*** RECORDS FOR THIS EXERCISE ***
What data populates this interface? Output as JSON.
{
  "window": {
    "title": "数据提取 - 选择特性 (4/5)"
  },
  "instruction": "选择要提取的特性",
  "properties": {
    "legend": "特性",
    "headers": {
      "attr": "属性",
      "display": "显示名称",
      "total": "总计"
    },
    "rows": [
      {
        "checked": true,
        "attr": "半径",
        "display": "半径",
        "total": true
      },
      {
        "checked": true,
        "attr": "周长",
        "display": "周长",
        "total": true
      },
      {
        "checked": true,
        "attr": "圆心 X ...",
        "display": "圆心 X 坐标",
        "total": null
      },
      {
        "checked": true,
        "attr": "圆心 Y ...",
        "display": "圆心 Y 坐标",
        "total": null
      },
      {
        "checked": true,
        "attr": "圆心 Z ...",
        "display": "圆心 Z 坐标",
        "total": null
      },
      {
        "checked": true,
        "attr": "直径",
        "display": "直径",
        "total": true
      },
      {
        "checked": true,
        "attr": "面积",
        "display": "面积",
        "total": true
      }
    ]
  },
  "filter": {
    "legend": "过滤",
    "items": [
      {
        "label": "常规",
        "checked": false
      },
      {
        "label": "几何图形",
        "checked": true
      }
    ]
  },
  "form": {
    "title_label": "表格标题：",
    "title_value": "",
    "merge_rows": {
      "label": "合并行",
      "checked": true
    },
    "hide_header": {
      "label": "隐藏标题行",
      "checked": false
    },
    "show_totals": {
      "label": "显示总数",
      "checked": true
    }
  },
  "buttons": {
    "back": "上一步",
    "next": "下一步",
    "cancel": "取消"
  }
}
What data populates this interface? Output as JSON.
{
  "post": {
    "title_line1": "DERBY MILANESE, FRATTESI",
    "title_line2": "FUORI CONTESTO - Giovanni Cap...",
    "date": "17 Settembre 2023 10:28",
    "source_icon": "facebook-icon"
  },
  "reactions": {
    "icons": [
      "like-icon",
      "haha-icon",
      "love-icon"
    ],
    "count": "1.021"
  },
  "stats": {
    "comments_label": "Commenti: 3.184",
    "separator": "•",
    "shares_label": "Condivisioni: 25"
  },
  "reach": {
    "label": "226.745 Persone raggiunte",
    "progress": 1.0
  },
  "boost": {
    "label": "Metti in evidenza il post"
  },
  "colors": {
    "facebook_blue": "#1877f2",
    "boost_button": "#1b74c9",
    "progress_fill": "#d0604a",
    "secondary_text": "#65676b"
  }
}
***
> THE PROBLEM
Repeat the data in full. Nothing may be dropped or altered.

> WRITTEN RESPONSE
What data populates this interface? Output as JSON.
{
  "window": {
    "title": "数据提取 - 选择特性 (4/5)"
  },
  "instruction": "选择要提取的特性",
  "properties": {
    "legend": "特性",
    "headers": {
      "attr": "属性",
      "display": "显示名称",
      "total": "总计"
    },
    "rows": [
      {
        "checked": true,
        "attr": "半径",
        "display": "半径",
        "total": true
      },
      {
        "checked": true,
        "attr": "周长",
        "display": "周长",
        "total": true
      },
      {
        "checked": true,
        "attr": "圆心 X ...",
        "display": "圆心 X 坐标",
        "total": null
      },
      {
        "checked": true,
        "attr": "圆心 Y ...",
        "display": "圆心 Y 坐标",
        "total": null
      },
      {
        "checked": true,
        "attr": "圆心 Z ...",
        "display": "圆心 Z 坐标",
        "total": null
      },
      {
        "checked": true,
        "attr": "直径",
        "display": "直径",
        "total": true
      },
      {
        "checked": true,
        "attr": "面积",
        "display": "面积",
        "total": true
      }
    ]
  },
  "filter": {
    "legend": "过滤",
    "items": [
      {
        "label": "常规",
        "checked": false
      },
      {
        "label": "几何图形",
        "checked": true
      }
    ]
  },
  "form": {
    "title_label": "表格标题：",
    "title_value": "",
    "merge_rows": {
      "label": "合并行",
      "checked": true
    },
    "hide_header": {
      "label": "隐藏标题行",
      "checked": false
    },
    "show_totals": {
      "label": "显示总数",
      "checked": true
    }
  },
  "buttons": {
    "back": "上一步",
    "next": "下一步",
    "cancel": "取消"
  }
}
What data populates this interface? Output as JSON.
{
  "post": {
    "title_line1": "DERBY MILANESE, FRATTESI",
    "title_line2": "FUORI CONTESTO - Giovanni Cap...",
    "date": "17 Settembre 2023 10:28",
    "source_icon": "facebook-icon"
  },
  "reactions": {
    "icons": [
      "like-icon",
      "haha-icon",
      "love-icon"
    ],
    "count": "1.021"
  },
  "stats": {
    "comments_label": "Commenti: 3.184",
    "separator": "•",
    "shares_label": "Condivisioni: 25"
  },
  "reach": {
    "label": "226.745 Persone raggiunte",
    "progress": 1.0
  },
  "boost": {
    "label": "Metti in evidenza il post"
  },
  "colors": {
    "facebook_blue": "#1877f2",
    "boost_button": "#1b74c9",
    "progress_fill": "#d0604a",
    "secondary_text": "#65676b"
  }
}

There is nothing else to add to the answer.